Never before have scholarships played such an important role in students’ lives, specifically because the funds awarded are gifted and do not have to be repaid. UAA and the UA Foundation offer a wide variety of scholarships that students are able to apply for by completing a single application.
All donations received by KPC/UAA, including donations to student scholarships, are routed through and administered by the UA Foundation, a private nonprofit corporation established in 1974 to solicit, manage and invest donations to the benefit of the University of Alaska. The Foundation is separate and distinct from the University of Alaska and is governed by its own Board of Trustees.
This semester, 48 students received almost $64,000 in scholarship awards just from KPC campus-based spring scholarship applications submitted in Nov. 2014. Many of the scholarships in the packet included many established in the local area by a diverse group of donors. The scholarships offered included the following endowed scholarships: Brockel Family scholarship, John C. Brockel Memorial scholarship, Shelley A. Theno Psychology scholarship, and the Icicle Seafoods and the Damon Foundation scholarships. Because these are endowed funds, the principals are invested and earnings are available to award as scholarships in perpetuity. Other scholarships in the packet included those supported by the Soldotna Lions Club, Chevron, Catherine Hays’ family and friends (memorial), Dave Forbes’ family and friends (memorial), Riemann family and friends (memorial), John and Mae M. Hakala family and friends, Joseph and Teresa Kashi Science and Technology fund, Kenai Historical Society’s George and Mary Ford fund, Icicle Seafoods, KPC staff, KPC faculty, KRC Student Union and the KPC College Council.
Setting up a new scholarship or contributing to an existing scholarship is an easy process that can be facilitated by KPC’s advancement office. For new awards, donors work with advancement to establish scholarship applicant selection criteria.
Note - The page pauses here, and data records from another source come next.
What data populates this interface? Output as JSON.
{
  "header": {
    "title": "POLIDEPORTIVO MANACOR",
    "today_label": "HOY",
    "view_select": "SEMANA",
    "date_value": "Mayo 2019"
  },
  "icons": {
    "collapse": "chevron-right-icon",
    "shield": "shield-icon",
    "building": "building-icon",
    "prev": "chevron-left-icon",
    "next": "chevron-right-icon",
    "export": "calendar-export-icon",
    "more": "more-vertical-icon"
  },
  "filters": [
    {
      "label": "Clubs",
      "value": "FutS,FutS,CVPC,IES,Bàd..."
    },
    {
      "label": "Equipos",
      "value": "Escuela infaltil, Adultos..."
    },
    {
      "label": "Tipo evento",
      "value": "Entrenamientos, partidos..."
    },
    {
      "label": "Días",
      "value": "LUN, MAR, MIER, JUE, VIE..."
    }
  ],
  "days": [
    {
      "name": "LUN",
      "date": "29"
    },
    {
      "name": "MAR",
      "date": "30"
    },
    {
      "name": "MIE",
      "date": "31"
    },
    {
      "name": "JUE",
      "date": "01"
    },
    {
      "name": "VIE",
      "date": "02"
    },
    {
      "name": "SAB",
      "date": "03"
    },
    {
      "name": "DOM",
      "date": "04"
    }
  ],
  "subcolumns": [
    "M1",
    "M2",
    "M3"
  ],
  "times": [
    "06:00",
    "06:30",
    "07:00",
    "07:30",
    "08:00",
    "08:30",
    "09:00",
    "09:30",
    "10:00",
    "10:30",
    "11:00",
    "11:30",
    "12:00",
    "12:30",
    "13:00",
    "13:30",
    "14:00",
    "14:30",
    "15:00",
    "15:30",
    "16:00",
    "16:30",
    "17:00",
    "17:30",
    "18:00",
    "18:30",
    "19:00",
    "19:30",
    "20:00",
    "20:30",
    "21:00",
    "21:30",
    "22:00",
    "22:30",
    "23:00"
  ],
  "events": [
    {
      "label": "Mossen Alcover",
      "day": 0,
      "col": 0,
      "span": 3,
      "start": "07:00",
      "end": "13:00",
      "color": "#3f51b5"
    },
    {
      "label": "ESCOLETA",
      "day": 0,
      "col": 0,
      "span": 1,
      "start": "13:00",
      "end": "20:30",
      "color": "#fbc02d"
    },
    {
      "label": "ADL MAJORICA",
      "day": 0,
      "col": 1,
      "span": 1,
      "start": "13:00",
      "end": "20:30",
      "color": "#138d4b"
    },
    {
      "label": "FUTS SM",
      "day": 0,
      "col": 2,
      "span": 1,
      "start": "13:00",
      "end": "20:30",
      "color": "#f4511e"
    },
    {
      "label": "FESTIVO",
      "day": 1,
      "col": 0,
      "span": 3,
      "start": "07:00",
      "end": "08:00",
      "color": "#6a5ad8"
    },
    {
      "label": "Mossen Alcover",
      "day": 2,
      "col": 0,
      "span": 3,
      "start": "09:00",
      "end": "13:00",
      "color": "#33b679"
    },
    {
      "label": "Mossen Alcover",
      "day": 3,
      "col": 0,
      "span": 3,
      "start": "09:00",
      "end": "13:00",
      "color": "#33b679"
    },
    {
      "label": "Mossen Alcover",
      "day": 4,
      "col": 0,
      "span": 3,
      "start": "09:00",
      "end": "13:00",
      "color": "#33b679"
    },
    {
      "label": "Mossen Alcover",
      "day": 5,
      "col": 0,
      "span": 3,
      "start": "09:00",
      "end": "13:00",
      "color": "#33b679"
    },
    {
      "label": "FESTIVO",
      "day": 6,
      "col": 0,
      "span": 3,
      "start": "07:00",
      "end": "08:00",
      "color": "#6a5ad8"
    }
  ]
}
Endowed, named scholarships are the most long-term, monumental form of scholarship support. Endowed scholarship funds are established with a minimum of $25,000. They can also be set up to receive gifts until the minimum level is realized at which time the fund becomes endowed. Smaller, named scholarships can be set up with a minimum of $5,000. The funds are restricted and are not invested, but donated directly into scholarships meaning that the fund must be replenished by additional gifts or it will be closed. All scholarships have a required minimum award amount of $500 per academic year and a minimum requirement of a 2.0 grade point average.
KPC appreciates every donation it receives and especially those that support students’ scholarships. Students say it best. “Without scholarships like this, I am not sure I could afford to attend classes at KPC. One way I know how to show my appreciation, is to continue on my educational path of maintaining my 4.0 grade point average,” said Jayce Robertson, Student Union vice president and KRC process tech and instrumentation student.
To support an existing student scholarship or to establish a new scholarship, please contact the KPC advancement office at 262-0320 or email firstname.lastname@example.org.
KRC will be hosting the annual winter community health fair from 9 a.m.-3 p.m., Wednesday, Feb. 25, in the McLane and Brockel commons. The event is organized by Alaska Health Fair, Inc. in conjunction with the KRC Student Health Clinic.
For more information, contact Audrey Standerfer, R.N., KRC Student Health Clinic coordinator, at 262-0362 or e-mail email@example.com.
This column is provided by Suzie Kendrick, Advancement Programs Manager at Kenai Peninsula College.